— INSTRUCTIONS TO FOLLOW —
Every line containing the word "περιεχόμενο" is to be copied from the data below.

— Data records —
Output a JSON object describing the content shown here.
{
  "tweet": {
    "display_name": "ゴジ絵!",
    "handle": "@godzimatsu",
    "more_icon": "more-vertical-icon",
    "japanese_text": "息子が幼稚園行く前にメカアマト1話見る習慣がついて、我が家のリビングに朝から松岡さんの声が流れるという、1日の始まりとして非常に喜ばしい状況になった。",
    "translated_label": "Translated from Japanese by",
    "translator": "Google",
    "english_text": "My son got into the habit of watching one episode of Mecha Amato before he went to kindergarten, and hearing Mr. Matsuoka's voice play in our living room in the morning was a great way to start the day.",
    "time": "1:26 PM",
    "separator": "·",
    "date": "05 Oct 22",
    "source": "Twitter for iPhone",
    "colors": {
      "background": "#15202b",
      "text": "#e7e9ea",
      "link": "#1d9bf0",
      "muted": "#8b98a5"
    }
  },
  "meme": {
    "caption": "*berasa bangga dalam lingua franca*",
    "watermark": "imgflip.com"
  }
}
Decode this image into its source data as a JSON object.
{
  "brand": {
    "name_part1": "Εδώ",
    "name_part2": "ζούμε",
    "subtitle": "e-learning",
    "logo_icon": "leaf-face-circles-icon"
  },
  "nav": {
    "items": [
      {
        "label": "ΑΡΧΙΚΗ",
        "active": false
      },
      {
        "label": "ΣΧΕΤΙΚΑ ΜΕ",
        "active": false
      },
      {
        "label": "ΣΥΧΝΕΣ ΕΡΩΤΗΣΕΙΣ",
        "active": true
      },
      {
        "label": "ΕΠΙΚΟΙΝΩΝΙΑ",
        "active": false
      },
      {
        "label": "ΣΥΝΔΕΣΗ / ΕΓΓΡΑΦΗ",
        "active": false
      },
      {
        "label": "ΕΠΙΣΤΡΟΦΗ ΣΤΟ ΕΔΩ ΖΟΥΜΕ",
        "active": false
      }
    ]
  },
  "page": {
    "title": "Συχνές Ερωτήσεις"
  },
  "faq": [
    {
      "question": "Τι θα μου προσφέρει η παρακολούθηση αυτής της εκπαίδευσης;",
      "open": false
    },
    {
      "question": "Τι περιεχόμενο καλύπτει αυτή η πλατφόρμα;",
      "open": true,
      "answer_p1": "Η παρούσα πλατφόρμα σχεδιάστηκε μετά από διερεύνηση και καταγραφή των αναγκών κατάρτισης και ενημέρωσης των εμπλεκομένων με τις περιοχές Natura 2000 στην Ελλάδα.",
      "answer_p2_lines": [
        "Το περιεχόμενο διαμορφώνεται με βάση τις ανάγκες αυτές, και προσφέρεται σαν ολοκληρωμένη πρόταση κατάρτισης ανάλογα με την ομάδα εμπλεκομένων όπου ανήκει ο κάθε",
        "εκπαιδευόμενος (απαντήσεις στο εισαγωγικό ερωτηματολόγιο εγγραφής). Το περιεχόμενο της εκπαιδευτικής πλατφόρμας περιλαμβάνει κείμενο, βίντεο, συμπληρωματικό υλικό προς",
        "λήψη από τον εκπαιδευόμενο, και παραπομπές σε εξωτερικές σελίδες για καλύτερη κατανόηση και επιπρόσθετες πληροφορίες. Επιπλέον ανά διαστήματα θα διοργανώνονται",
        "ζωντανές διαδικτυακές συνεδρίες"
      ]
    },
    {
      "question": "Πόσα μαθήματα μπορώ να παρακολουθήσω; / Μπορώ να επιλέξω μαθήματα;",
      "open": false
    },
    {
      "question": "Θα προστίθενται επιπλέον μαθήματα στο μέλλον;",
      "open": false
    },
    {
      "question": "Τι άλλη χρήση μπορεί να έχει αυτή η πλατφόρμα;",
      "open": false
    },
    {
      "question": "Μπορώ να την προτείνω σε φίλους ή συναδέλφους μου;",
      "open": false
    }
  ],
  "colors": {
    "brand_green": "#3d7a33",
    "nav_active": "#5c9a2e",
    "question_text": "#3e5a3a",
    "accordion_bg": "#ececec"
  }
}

— RESPONSE AREA —
      "question": "Τι περιεχόμενο καλύπτει αυτή η πλατφόρμα;",
        "Το περιεχόμενο διαμορφώνεται με βάση τις ανάγκες αυτές, και προσφέρεται σαν ολοκληρωμένη πρόταση κατάρτισης ανάλογα με την ομάδα εμπλεκομένων όπου ανήκει ο κάθε",
        "εκπαιδευόμενος (απαντήσεις στο εισαγωγικό ερωτηματολόγιο εγγραφής). Το περιεχόμενο της εκπαιδευτικής πλατφόρμας περιλαμβάνει κείμενο, βίντεο, συμπληρωματικό υλικό προς",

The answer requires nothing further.